In 1803 one of the first Jewish cemeteries in Liepaja was established in 1803 in the port area at 5-9 Kalpaka St. 

The modern Jewish cemetery at 20 Cenkones St. was only registered by the government in 1867 although burials took place there much earlier.

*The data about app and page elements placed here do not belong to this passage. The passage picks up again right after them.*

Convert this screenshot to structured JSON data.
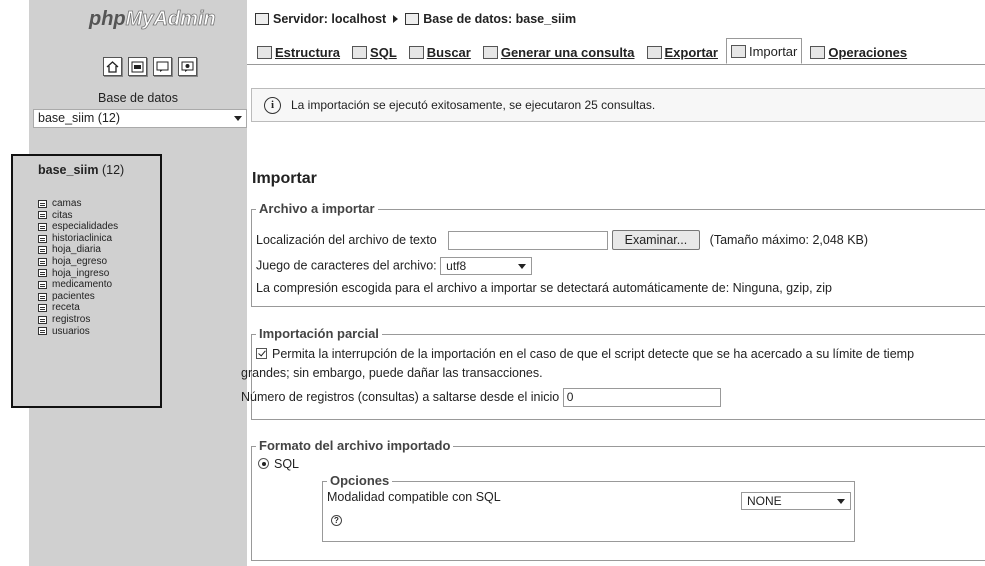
{
  "sidebar": {
    "logo_php": "php",
    "logo_my": "MyAdmin",
    "icon_buttons": [
      "home-icon",
      "sql-icon",
      "help-icon",
      "query-window-icon"
    ],
    "db_label": "Base de datos",
    "db_select_value": "base_siim (12)",
    "db_name": "base_siim",
    "db_count": "(12)",
    "tables": [
      "camas",
      "citas",
      "especialidades",
      "historiaclinica",
      "hoja_diaria",
      "hoja_egreso",
      "hoja_ingreso",
      "medicamento",
      "pacientes",
      "receta",
      "registros",
      "usuarios"
    ]
  },
  "breadcrumb": {
    "server": "Servidor: localhost",
    "database": "Base de datos: base_siim"
  },
  "tabs": [
    "Estructura",
    "SQL",
    "Buscar",
    "Generar una consulta",
    "Exportar",
    "Importar",
    "Operaciones"
  ],
  "active_tab": "Importar",
  "notice": "La importación se ejecutó exitosamente, se ejecutaron 25 consultas.",
  "heading": "Importar",
  "archivo": {
    "legend": "Archivo a importar",
    "location_label": "Localización del archivo de texto",
    "browse_button": "Examinar...",
    "max_size": "(Tamaño máximo: 2,048 KB)",
    "charset_label": "Juego de caracteres del archivo:",
    "charset_value": "utf8",
    "compression_text": "La compresión escogida para el archivo a importar se detectará automáticamente de: Ninguna, gzip, zip"
  },
  "parcial": {
    "legend": "Importación parcial",
    "allow_interrupt_line1": "Permita la interrupción de la importación en el caso de que el script detecte que se ha acercado a su límite de tiemp",
    "allow_interrupt_line2": "grandes; sin embargo, puede dañar las transacciones.",
    "skip_label": "Número de registros (consultas) a saltarse desde el inicio",
    "skip_value": "0"
  },
  "formato": {
    "legend": "Formato del archivo importado",
    "format_option": "SQL",
    "options_legend": "Opciones",
    "compat_label": "Modalidad compatible con SQL",
    "compat_value": "NONE"
  },
  "colors": {
    "sidebar_bg": "#d0d0d0",
    "highlight_border": "#111111"
  }
}
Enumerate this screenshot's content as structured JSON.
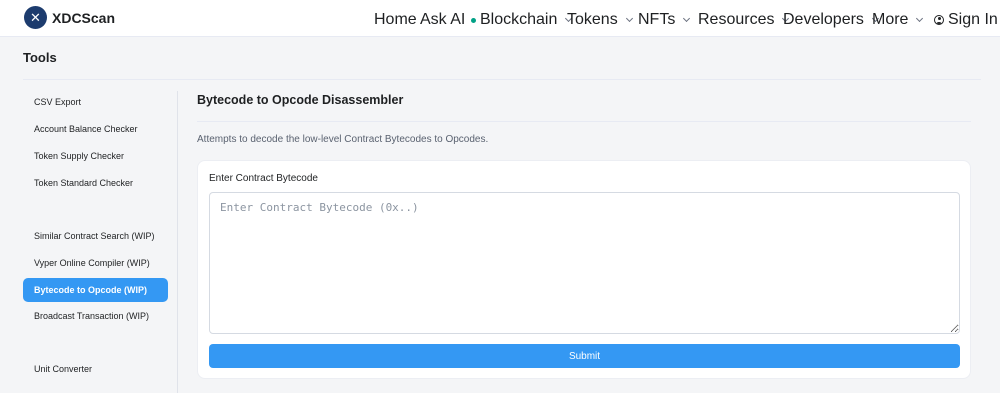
{
  "header": {
    "logo_text": "XDCScan",
    "nav": [
      {
        "label": "Home"
      },
      {
        "label": "Ask AI"
      },
      {
        "label": "Blockchain"
      },
      {
        "label": "Tokens"
      },
      {
        "label": "NFTs"
      },
      {
        "label": "Resources"
      },
      {
        "label": "Developers"
      },
      {
        "label": "More"
      }
    ],
    "sign_in": "Sign In"
  },
  "page": {
    "title": "Tools"
  },
  "sidebar": {
    "items": [
      {
        "label": "CSV Export"
      },
      {
        "label": "Account Balance Checker"
      },
      {
        "label": "Token Supply Checker"
      },
      {
        "label": "Token Standard Checker"
      },
      {
        "label": "Similar Contract Search (WIP)"
      },
      {
        "label": "Vyper Online Compiler (WIP)"
      },
      {
        "label": "Bytecode to Opcode (WIP)",
        "active": true
      },
      {
        "label": "Broadcast Transaction (WIP)"
      },
      {
        "label": "Unit Converter"
      }
    ]
  },
  "main": {
    "title": "Bytecode to Opcode Disassembler",
    "description": "Attempts to decode the low-level Contract Bytecodes to Opcodes.",
    "field_label": "Enter Contract Bytecode",
    "input_placeholder": "Enter Contract Bytecode (0x..)",
    "input_value": "",
    "submit_label": "Submit"
  },
  "colors": {
    "accent": "#3498f3",
    "logo": "#1d3c6e",
    "ai_dot": "#00a186"
  }
}
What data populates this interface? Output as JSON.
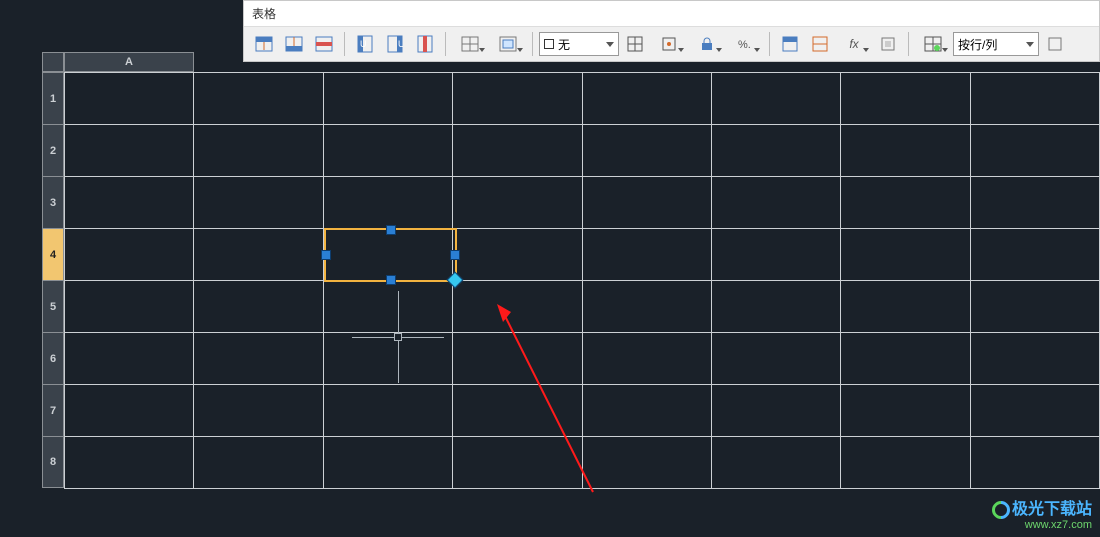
{
  "toolbar": {
    "title": "表格",
    "group_row": {
      "insert_above": "在上方插入行",
      "insert_below": "在下方插入行",
      "delete_row": "删除行"
    },
    "group_col": {
      "insert_left": "在左侧插入列",
      "insert_right": "在右侧插入列",
      "delete_col": "删除列"
    },
    "merge": {
      "merge_cells": "合并单元格",
      "unmerge": "取消合并"
    },
    "border_style": {
      "selected": "无",
      "prefix": "□"
    },
    "border_tools": {
      "all_borders": "所有边框",
      "align": "对齐",
      "lock": "锁定",
      "format": "数据格式"
    },
    "cell_tools": {
      "cell_style": "单元格样式",
      "match_cell": "匹配单元格",
      "formula": "fx",
      "field": "字段",
      "link": "链接"
    },
    "by_rowcol": {
      "label": "按行/列"
    }
  },
  "grid": {
    "col_header": "A",
    "row_headers": [
      "1",
      "2",
      "3",
      "4",
      "5",
      "6",
      "7",
      "8"
    ],
    "selected_row_index": 3,
    "columns": 8,
    "rows": 8,
    "selected_cell": {
      "row": 4,
      "col": 3
    }
  },
  "watermark": {
    "line1": "极光下载站",
    "line2": "www.xz7.com"
  }
}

The burial site covered 11 acres and was mentioned as early as 1411 as the Bārenbuš property, inherited by the sons of Laurencius Grot.  In 1741 this section of the cemetery was mentioned in the chronicles of St. Anne’s Church as a private cemetery which was also proposed for Jewish burials in the early 18th century.  In 1940 the Cemetery was known as the “Līvas” Cemetery and today covers an area of 13.1/2 acres, including the Jewish section.

Records in the Cemetery registers go back as far as 22 September 1889.  A significant number of those buried in the Jewish part of the Līvas cemetery before 1945 have no descendants since almost all Liepaja’s Jews were killed during the Holocaust.


  • Memorial wall with names of victims of totalitarian regimes – dedicated on 9 June 2004;
  • Memorial to Liepāja Jews killed during WW II – dedicated in 1993;
  • Memorial steles (pillars) x 2 dedicated to Jewish WW II soldiers;
  • Monument to Jewish soldiers who fought for Latvian independence in 1918-1919.